Blinken, Joly dodge question of Canada's possible role in military mission in Haiti

U.S. Secretary of State Antony Blinken says the discussions about a multilateral military intervention in Haiti are ongoing and remain a "work in progress."

But neither Blinken nor Foreign Affairs Minister Mélanie Joly are saying anything about whether Canada would be expected or has been asked to lead such a mission.

Blinken met with Joly in Ottawa today to kick off a two-day visit to Canada, his first in person since becoming secretary of state.

He says any military mission would be to support Haiti's overwhelmed police forces, and that discussions about who would be involved are taking place with a "variety of countries."

Joly says Haiti is facing a "triple crisis" and requires immediate security and humanitarian help before elections could be held to restore the country's leadership.

Since September, armed gangs have been blockading fuel access, worsening shortages of basic goods, clean water and medical services, all in the midst of an outbreak of cholera.

Canada and the U.S. have sent armoured vehicles, and the United Nations is considering a military intervention to restore order, which has been endorsed by UN Secretary-General António Guterres.

U.S. officials say that resolution is expected to pass by early November, and have expressly mentioned Canada as a candidate to lead such a mission.

Blinken's two-day visit ends in Montreal, where he will visit a lithium recycling plant and talks will focus on trade and electric vehicles.

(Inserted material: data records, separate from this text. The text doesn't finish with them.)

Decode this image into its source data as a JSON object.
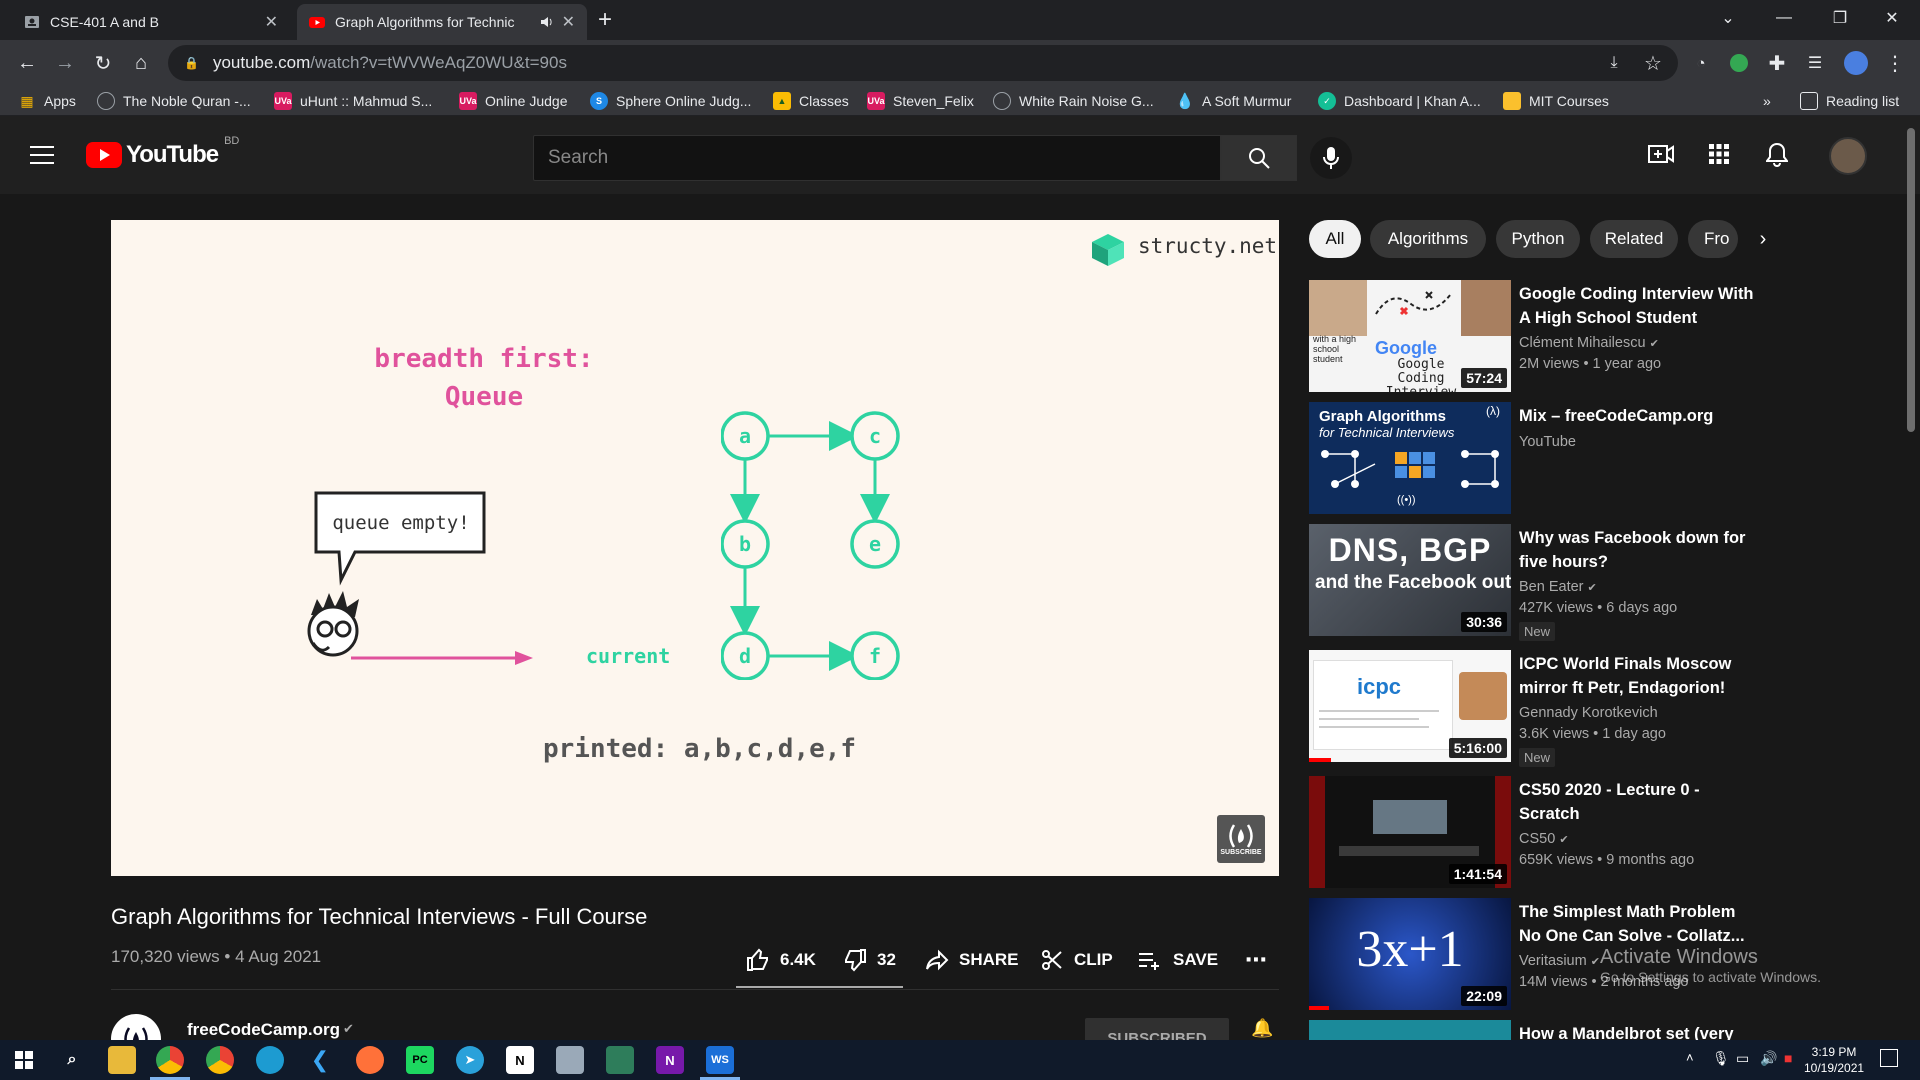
{
  "browser": {
    "tabs": [
      {
        "title": "CSE-401 A and B"
      },
      {
        "title": "Graph Algorithms for Technic"
      }
    ],
    "url_host": "youtube.com",
    "url_path": "/watch?v=tWVWeAqZ0WU&t=90s",
    "bookmarks": [
      {
        "label": "Apps",
        "icon": "apps-grid-icon",
        "color": "#f4b400"
      },
      {
        "label": "The Noble Quran -...",
        "icon": "globe-icon",
        "color": "#9aa0a6"
      },
      {
        "label": "uHunt :: Mahmud S...",
        "icon": "uva-icon",
        "color": "#d81b60"
      },
      {
        "label": "Online Judge",
        "icon": "uva-icon",
        "color": "#d81b60"
      },
      {
        "label": "Sphere Online Judg...",
        "icon": "spoj-icon",
        "color": "#1e88e5"
      },
      {
        "label": "Classes",
        "icon": "classroom-icon",
        "color": "#fbbc04"
      },
      {
        "label": "Steven_Felix",
        "icon": "uva-icon",
        "color": "#d81b60"
      },
      {
        "label": "White Rain Noise G...",
        "icon": "globe-icon",
        "color": "#9aa0a6"
      },
      {
        "label": "A Soft Murmur",
        "icon": "drop-icon",
        "color": "#4fc3f7"
      },
      {
        "label": "Dashboard | Khan A...",
        "icon": "khan-icon",
        "color": "#14bf96"
      },
      {
        "label": "MIT Courses",
        "icon": "folder-icon",
        "color": "#fbc02d"
      }
    ],
    "reading_list": "Reading list",
    "more": "»"
  },
  "youtube": {
    "logo_text": "YouTube",
    "region": "BD",
    "search_placeholder": "Search"
  },
  "slide": {
    "brand": "structy.net",
    "heading_line1": "breadth first:",
    "heading_line2": "Queue",
    "bubble": "queue empty!",
    "current_label": "current",
    "printed": "printed: a,b,c,d,e,f",
    "nodes": [
      "a",
      "b",
      "c",
      "d",
      "e",
      "f"
    ],
    "subscribe": "SUBSCRIBE",
    "accent": "#e0529c",
    "node_color": "#2ed3a1"
  },
  "video": {
    "title": "Graph Algorithms for Technical Interviews - Full Course",
    "meta": "170,320 views • 4 Aug 2021",
    "likes": "6.4K",
    "dislikes": "32",
    "share": "SHARE",
    "clip": "CLIP",
    "save": "SAVE",
    "channel": "freeCodeCamp.org",
    "subscribe": "SUBSCRIBED"
  },
  "chips": [
    "All",
    "Algorithms",
    "Python",
    "Related",
    "Fro"
  ],
  "recommendations": [
    {
      "title": "Google Coding Interview With A High School Student",
      "channel": "Clément Mihailescu",
      "verified": true,
      "stats": "2M views • 1 year ago",
      "duration": "57:24",
      "badge": "",
      "thumb_text": "Google Coding Interview",
      "thumb_sub": "with a high school student"
    },
    {
      "title": "Mix – freeCodeCamp.org",
      "channel": "YouTube",
      "verified": false,
      "stats": "",
      "duration": "",
      "badge": "",
      "thumb_text": "Graph Algorithms",
      "thumb_sub": "for Technical Interviews"
    },
    {
      "title": "Why was Facebook down for five hours?",
      "channel": "Ben Eater",
      "verified": true,
      "stats": "427K views • 6 days ago",
      "duration": "30:36",
      "badge": "New",
      "thumb_text": "DNS, BGP",
      "thumb_sub": "and the Facebook outage"
    },
    {
      "title": "ICPC World Finals Moscow mirror ft Petr, Endagorion!",
      "channel": "Gennady Korotkevich",
      "verified": false,
      "stats": "3.6K views • 1 day ago",
      "duration": "5:16:00",
      "badge": "New",
      "thumb_text": "icpc",
      "thumb_sub": ""
    },
    {
      "title": "CS50 2020 - Lecture 0 - Scratch",
      "channel": "CS50",
      "verified": true,
      "stats": "659K views • 9 months ago",
      "duration": "1:41:54",
      "badge": "",
      "thumb_text": "",
      "thumb_sub": ""
    },
    {
      "title": "The Simplest Math Problem No One Can Solve - Collatz...",
      "channel": "Veritasium",
      "verified": true,
      "stats": "14M views • 2 months ago",
      "duration": "22:09",
      "badge": "",
      "thumb_text": "3x+1",
      "thumb_sub": ""
    },
    {
      "title": "How a Mandelbrot set (very",
      "channel": "",
      "verified": false,
      "stats": "",
      "duration": "",
      "badge": "",
      "thumb_text": "",
      "thumb_sub": ""
    }
  ],
  "watermark": {
    "line1": "Activate Windows",
    "line2": "Go to Settings to activate Windows."
  },
  "taskbar": {
    "time": "3:19 PM",
    "date": "10/19/2021"
  }
}
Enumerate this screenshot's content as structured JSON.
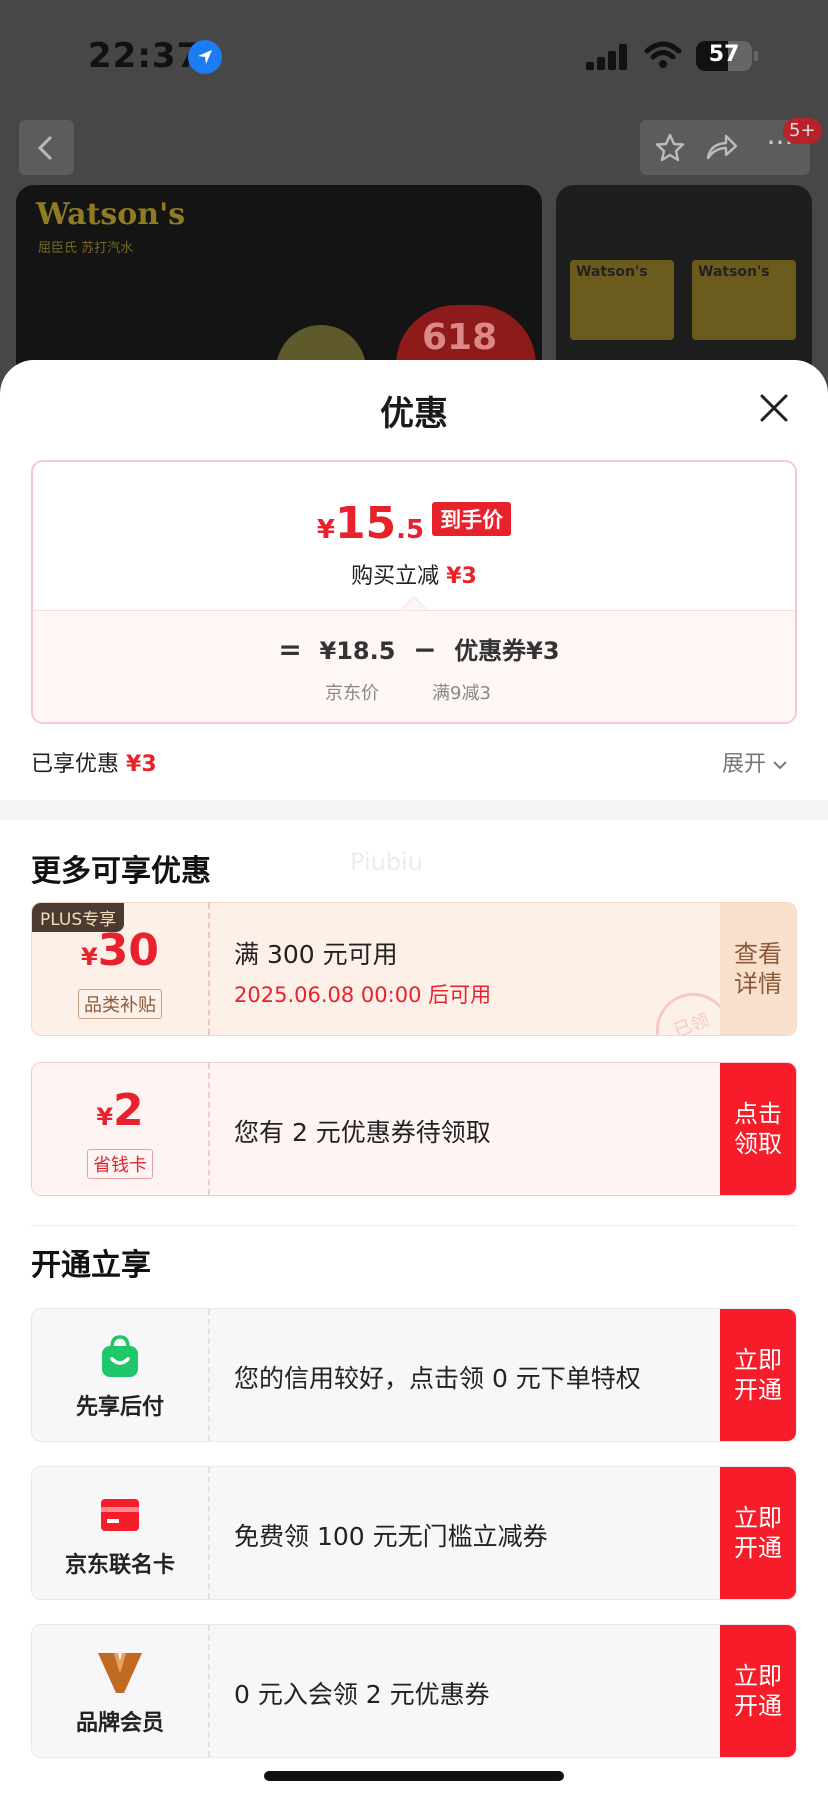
{
  "status_bar": {
    "time": "22:37",
    "battery": "57",
    "battery_level": 0.57
  },
  "header": {
    "badge": "5+"
  },
  "product_images": {
    "brand": "Watson's",
    "brand_sub": "屈臣氏 苏打汽水",
    "event": "618",
    "can_brand": "Watson's"
  },
  "sheet": {
    "title": "优惠"
  },
  "price_card": {
    "currency": "¥",
    "price_int": "15",
    "price_dec": ".5",
    "price_tag": "到手价",
    "instant_label": "购买立减",
    "instant_value": "¥3",
    "eq": "=",
    "jd_price": "¥18.5",
    "minus": "−",
    "coupon_part": "优惠券¥3",
    "jd_price_label": "京东价",
    "coupon_rule": "满9减3"
  },
  "enjoyed": {
    "label": "已享优惠",
    "value": "¥3",
    "expand": "展开"
  },
  "more": {
    "title": "更多可享优惠",
    "watermark": "Piubiu",
    "plus_coupon": {
      "tag": "PLUS专享",
      "currency": "¥",
      "amount": "30",
      "type": "品类补贴",
      "title": "满 300 元可用",
      "subtitle": "2025.06.08 00:00 后可用",
      "action": [
        "查看",
        "详情"
      ],
      "stamp": "已领"
    },
    "save_coupon": {
      "currency": "¥",
      "amount": "2",
      "type": "省钱卡",
      "title": "您有 2 元优惠券待领取",
      "action": [
        "点击",
        "领取"
      ]
    }
  },
  "open": {
    "title": "开通立享",
    "items": [
      {
        "label": "先享后付",
        "text": "您的信用较好，点击领 0 元下单特权",
        "action": [
          "立即",
          "开通"
        ],
        "icon": "shopping-bag-icon"
      },
      {
        "label": "京东联名卡",
        "text": "免费领 100 元无门槛立减券",
        "action": [
          "立即",
          "开通"
        ],
        "icon": "credit-card-icon"
      },
      {
        "label": "品牌会员",
        "text": "0 元入会领 2 元优惠券",
        "action": [
          "立即",
          "开通"
        ],
        "icon": "brand-v-icon"
      }
    ]
  },
  "colors": {
    "accent": "#e8222c",
    "action_red": "#f61c2a",
    "plus_bg": "#fdf0e8"
  }
}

It comes less than a month after the two leaders met in Washington.

This report by The Canadian Press was first published Oct. 27, 2022.

The Canadian Press